[Data excerpts]
+ + +

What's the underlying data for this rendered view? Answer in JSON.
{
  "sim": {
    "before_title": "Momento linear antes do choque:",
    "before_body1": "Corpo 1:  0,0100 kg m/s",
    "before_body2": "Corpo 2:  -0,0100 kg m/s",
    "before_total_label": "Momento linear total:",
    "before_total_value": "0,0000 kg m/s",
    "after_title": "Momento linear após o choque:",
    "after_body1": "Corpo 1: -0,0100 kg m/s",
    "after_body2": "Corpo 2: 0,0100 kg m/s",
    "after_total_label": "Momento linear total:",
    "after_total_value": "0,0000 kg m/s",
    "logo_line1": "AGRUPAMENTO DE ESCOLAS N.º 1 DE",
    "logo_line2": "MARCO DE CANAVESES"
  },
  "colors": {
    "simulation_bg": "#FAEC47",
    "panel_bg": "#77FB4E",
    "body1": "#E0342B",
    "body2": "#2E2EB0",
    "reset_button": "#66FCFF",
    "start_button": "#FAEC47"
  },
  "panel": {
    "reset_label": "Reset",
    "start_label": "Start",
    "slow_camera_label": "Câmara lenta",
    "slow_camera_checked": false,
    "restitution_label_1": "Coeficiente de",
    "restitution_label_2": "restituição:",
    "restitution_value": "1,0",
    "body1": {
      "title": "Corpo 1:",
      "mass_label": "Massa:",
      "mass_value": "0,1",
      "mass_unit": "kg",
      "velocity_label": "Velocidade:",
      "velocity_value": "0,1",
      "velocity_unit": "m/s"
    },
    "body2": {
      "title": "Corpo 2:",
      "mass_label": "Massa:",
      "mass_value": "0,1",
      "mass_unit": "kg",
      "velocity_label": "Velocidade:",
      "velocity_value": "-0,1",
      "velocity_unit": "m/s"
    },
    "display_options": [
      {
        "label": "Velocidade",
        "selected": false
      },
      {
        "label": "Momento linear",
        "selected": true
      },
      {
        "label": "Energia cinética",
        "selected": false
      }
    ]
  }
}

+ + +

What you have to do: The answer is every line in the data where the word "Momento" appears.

Task solution:
    "before_title": "Momento linear antes do choque:",
    "before_total_label": "Momento linear total:",
    "after_title": "Momento linear após o choque:",
    "after_total_label": "Momento linear total:",
        "label": "Momento linear",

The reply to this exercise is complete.